Poppy – The yordle that never dies.  Poppy’s role in the meta is the same as it’s consistantly been since her rework earlier this year, she never goes down without a fight. Give her ~3 items, and she’ll become an unstoppable midget force. Poppy’s strengths don’t die with her excessive tankiness, her flanking and ability to sway a teamfight with her ult and cc are top notch and give her team an edge when used properly. CLG’s Darshan, ANX’s Smurf, and EDG’s Mouse have found the most success with the poppy pick. Poppy acts like a “band-aid” champion, and can cover a team’s weakness in the toplane if picked with the sheer tankiness and reliability of her kit.

Gnar – Gnar hasn’t been kicked out of the meta quite yet, and still remains one of the top picks. His safe laning and great synergy with Frozen Mallet / Black Cleaver make him an annoying and strong 1v1 fighter at any point in the game. In addition to this, his excellent team fighting in Mega Gnar form can turn the tides of a team fight nearly instantly with a good ultimate.

In the hands of an elite toplaner, perfectly timing your teleport with your rage-bar will secure an easy path to victory. SKT Duke put on a spectacular performance on Gnar in their match vs. Royal Never Give Up.

Honorable Mentions:

Ekko , Irelia and Trundle. These 3 champions are the “leftovers”. When nothing else is left, or a certain match-up is bad, these are the three A tier champions that don’t quite hit S tier like the rest, but still find their way to being played.

Conclusion: 

The meta at worlds is versatile. The toplane champion a team chooses dictates how the game is going to be played out. Strong teamfighting comps will run a Kennen or a Rumble, a comp that’s looking for a splitpusher will choose either Gnar or Jayce, and a team looking for peel and an invincible tank will run something like Poppy.

Side note : Another interesting topic I’d like to briefly bring up is the absence of priority on Rift Herald. Team’s just aren’t focusing on it as an important objective, and it could be a combination of it not being worth the time it takes for the small advantage it gives on meta toplaners besides Gnar and Jayce and also the lack of tanks being played that can actually tank the objective early game.

Early game pressure junglers like Lee Sin need to use the first 20 minutes of the game pressuring lanes and the enemy jungle, and with things like Rumble/Kennen being played there isn’t a reliable source to tank the damage from the Rift Harold either.
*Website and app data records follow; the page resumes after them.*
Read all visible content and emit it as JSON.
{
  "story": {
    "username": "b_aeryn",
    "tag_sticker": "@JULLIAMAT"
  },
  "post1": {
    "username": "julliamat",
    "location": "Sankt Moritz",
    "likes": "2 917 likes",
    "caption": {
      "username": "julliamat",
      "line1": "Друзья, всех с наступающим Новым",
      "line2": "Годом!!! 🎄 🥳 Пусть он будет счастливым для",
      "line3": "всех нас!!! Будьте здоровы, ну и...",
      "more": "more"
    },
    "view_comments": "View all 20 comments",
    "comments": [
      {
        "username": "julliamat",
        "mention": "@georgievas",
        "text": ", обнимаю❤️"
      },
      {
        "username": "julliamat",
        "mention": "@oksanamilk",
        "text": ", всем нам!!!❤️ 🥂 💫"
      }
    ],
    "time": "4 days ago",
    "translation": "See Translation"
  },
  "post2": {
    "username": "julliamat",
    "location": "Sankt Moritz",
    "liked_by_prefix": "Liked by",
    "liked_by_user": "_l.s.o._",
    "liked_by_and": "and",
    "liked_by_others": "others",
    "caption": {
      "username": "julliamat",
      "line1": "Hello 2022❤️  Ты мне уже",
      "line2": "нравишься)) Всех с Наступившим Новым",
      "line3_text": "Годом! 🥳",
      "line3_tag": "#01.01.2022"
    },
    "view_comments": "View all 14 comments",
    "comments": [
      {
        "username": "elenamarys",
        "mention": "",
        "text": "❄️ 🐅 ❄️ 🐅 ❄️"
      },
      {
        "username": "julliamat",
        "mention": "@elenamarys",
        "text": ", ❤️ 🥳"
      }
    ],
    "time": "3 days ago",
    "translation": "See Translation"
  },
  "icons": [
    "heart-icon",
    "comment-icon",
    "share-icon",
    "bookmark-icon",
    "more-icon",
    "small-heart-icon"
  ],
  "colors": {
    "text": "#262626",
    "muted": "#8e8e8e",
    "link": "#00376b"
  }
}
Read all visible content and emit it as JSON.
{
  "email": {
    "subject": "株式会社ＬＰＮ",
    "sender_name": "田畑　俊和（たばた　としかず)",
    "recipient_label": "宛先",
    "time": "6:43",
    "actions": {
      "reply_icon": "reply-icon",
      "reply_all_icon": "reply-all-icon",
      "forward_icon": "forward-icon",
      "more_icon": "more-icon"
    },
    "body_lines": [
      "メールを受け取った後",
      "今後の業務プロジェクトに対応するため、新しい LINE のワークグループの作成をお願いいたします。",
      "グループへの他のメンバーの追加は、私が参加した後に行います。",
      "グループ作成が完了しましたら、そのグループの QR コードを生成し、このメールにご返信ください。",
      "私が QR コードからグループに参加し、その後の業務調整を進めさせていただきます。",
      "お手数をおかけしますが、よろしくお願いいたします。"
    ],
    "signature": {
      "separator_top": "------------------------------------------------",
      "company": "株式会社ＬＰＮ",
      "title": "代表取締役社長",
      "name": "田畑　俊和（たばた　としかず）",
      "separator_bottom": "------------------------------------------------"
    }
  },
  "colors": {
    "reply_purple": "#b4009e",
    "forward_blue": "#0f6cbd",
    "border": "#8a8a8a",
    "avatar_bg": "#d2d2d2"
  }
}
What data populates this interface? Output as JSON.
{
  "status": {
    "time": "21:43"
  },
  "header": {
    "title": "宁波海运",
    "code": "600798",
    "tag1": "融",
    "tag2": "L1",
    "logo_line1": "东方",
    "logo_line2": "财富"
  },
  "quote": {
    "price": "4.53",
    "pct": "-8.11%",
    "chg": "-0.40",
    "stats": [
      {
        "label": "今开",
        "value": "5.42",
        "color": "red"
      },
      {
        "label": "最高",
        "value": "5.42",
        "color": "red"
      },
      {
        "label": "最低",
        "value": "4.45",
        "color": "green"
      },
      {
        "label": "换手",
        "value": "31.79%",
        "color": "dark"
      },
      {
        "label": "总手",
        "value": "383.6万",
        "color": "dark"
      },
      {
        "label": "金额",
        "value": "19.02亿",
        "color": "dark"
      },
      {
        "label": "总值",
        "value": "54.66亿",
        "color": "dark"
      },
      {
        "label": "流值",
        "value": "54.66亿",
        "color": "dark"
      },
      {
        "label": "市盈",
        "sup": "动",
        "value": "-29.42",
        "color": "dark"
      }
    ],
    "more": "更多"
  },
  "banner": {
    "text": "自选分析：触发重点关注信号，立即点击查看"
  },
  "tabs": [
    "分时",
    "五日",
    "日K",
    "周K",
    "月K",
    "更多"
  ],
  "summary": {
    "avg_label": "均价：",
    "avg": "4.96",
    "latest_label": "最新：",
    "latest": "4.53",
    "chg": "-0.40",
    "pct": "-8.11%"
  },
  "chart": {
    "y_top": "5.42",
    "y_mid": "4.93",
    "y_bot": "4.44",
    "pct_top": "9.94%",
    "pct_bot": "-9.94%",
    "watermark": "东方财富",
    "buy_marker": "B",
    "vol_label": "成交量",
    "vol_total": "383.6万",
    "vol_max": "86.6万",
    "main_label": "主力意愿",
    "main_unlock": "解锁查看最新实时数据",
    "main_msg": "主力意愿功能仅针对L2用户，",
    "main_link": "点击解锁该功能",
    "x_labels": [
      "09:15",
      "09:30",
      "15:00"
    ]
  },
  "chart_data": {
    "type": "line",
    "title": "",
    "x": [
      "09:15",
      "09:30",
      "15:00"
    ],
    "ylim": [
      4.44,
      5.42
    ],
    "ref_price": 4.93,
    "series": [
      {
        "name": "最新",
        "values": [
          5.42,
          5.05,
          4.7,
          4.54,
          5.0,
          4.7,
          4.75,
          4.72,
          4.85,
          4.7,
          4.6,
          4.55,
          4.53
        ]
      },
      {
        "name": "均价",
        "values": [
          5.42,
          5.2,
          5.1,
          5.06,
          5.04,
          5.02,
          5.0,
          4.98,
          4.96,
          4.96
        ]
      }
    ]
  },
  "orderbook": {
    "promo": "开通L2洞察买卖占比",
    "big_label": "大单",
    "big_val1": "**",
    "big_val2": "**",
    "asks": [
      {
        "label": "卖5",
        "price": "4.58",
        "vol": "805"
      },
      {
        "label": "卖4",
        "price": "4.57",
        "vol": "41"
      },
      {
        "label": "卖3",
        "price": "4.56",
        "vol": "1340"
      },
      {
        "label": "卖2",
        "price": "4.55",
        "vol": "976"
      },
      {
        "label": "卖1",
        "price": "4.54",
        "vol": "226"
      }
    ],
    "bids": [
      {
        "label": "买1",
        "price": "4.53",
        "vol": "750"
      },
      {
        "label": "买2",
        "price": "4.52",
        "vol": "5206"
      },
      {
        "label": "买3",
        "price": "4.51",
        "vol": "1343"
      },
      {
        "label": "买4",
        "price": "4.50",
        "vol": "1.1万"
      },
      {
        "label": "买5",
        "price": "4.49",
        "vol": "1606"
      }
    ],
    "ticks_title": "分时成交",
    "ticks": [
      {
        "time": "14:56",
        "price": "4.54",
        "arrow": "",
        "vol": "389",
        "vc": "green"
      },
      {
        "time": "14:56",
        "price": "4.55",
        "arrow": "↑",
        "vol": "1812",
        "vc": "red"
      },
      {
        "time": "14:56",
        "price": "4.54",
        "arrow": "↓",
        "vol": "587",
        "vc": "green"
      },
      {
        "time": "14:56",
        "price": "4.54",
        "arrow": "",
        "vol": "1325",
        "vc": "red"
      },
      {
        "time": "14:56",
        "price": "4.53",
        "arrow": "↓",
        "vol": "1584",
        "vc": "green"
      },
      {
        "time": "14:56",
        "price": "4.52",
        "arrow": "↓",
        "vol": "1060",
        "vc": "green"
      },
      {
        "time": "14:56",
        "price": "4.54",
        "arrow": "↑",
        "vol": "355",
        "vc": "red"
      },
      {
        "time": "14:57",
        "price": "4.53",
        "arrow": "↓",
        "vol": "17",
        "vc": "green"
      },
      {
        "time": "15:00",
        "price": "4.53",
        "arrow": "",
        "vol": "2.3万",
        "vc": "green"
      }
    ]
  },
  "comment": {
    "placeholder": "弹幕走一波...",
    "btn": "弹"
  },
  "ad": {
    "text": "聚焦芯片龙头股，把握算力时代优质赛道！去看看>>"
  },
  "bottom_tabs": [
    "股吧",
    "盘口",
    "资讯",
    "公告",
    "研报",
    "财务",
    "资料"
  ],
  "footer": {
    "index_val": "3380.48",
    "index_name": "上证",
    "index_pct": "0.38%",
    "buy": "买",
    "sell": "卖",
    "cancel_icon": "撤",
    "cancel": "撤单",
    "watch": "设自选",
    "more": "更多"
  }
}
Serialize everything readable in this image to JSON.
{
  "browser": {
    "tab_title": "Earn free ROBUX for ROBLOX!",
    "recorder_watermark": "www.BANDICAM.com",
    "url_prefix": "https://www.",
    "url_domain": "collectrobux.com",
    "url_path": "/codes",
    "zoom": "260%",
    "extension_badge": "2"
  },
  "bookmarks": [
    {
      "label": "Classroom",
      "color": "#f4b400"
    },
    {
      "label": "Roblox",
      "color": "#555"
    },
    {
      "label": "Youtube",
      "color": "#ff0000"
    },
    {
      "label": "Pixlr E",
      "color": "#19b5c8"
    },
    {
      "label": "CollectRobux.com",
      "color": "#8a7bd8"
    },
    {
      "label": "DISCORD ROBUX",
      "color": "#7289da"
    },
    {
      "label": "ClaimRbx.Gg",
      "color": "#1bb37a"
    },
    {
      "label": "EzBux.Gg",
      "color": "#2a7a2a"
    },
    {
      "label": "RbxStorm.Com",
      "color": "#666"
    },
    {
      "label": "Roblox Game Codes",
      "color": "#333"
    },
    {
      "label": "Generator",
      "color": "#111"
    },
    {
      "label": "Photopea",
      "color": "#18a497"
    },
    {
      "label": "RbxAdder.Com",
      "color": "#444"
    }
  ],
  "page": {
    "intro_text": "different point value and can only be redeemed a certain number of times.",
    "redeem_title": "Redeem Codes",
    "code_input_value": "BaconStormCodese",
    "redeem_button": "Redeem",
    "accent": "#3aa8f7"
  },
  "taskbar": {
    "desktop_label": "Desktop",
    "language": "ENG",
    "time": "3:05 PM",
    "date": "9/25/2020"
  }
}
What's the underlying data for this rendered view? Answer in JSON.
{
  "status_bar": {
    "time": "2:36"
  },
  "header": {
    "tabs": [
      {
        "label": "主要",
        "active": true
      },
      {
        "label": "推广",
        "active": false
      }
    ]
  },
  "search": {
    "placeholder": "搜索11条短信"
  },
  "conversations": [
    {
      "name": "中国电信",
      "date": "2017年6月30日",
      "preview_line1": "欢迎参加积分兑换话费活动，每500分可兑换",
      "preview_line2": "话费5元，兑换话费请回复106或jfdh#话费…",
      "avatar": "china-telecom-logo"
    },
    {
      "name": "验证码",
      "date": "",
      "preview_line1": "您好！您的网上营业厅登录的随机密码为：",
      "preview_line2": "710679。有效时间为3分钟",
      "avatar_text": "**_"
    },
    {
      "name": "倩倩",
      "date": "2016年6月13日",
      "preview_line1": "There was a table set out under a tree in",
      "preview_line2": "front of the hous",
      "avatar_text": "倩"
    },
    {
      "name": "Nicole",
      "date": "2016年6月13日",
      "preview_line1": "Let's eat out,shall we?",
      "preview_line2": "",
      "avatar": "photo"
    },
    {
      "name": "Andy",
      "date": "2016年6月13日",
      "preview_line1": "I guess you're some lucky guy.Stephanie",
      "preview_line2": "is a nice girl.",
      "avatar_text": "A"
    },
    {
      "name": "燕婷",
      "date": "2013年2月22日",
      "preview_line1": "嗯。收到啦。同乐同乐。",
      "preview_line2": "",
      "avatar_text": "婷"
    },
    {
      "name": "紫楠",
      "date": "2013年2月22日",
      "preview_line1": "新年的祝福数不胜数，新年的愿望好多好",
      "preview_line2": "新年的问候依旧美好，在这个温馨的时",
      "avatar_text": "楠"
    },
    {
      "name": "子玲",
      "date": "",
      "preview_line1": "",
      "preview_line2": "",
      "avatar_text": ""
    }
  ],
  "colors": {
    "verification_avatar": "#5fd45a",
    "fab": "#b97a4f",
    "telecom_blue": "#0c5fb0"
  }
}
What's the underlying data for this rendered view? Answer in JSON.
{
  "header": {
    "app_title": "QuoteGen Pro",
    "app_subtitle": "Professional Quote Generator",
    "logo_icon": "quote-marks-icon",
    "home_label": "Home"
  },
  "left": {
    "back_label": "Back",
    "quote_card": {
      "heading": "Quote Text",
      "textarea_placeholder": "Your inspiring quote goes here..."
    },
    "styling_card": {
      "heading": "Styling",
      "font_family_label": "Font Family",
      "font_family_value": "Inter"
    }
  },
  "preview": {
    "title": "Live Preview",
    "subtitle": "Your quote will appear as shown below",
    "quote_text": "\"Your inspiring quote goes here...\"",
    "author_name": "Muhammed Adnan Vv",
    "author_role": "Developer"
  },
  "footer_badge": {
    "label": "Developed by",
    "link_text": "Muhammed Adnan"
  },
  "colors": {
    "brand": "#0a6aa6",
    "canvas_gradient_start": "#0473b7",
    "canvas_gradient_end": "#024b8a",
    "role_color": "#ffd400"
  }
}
Overall, the objective just doesn’t provide a big enough advantage for the toplaner to give up ~ a minute of wasted time spent taking it and basing afterwards for both the jungle and top.